## [PROMPT]
Counting only lines that contain the string "JSON", how many are there in the data? Say the number alone.

===============

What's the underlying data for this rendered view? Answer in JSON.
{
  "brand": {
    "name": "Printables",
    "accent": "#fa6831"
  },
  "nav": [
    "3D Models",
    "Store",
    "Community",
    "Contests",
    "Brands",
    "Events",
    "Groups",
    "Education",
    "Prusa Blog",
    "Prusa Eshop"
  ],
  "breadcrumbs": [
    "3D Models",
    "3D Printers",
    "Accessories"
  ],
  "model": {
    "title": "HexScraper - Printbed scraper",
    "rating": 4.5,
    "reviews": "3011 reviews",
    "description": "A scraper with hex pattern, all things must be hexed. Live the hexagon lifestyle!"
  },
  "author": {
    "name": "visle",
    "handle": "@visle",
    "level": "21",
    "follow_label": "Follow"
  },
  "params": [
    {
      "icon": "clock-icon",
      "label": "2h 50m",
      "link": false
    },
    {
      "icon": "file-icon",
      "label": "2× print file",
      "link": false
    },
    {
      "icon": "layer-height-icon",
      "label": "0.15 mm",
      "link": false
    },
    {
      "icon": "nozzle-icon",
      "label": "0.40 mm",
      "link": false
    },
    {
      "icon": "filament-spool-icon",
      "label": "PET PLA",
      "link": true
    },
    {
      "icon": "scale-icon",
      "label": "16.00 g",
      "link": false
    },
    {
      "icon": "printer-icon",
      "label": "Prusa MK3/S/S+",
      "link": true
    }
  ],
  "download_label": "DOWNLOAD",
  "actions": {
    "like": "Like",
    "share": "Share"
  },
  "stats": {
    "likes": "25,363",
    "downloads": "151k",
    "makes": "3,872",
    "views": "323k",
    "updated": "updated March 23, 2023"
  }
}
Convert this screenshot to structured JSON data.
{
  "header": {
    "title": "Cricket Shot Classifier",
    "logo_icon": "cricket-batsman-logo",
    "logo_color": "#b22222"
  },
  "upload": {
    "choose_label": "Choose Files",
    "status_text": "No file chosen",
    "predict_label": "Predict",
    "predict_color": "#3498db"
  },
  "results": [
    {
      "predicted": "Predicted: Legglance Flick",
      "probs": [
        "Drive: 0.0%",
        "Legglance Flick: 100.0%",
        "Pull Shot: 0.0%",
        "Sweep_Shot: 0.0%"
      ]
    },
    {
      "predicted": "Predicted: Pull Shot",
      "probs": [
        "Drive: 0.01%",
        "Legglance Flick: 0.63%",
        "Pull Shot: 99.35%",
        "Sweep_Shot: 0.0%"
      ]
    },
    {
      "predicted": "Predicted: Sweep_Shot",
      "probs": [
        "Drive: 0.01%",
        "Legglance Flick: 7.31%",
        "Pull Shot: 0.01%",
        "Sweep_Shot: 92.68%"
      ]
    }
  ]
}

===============

## [EXPECTED ANSWER]
2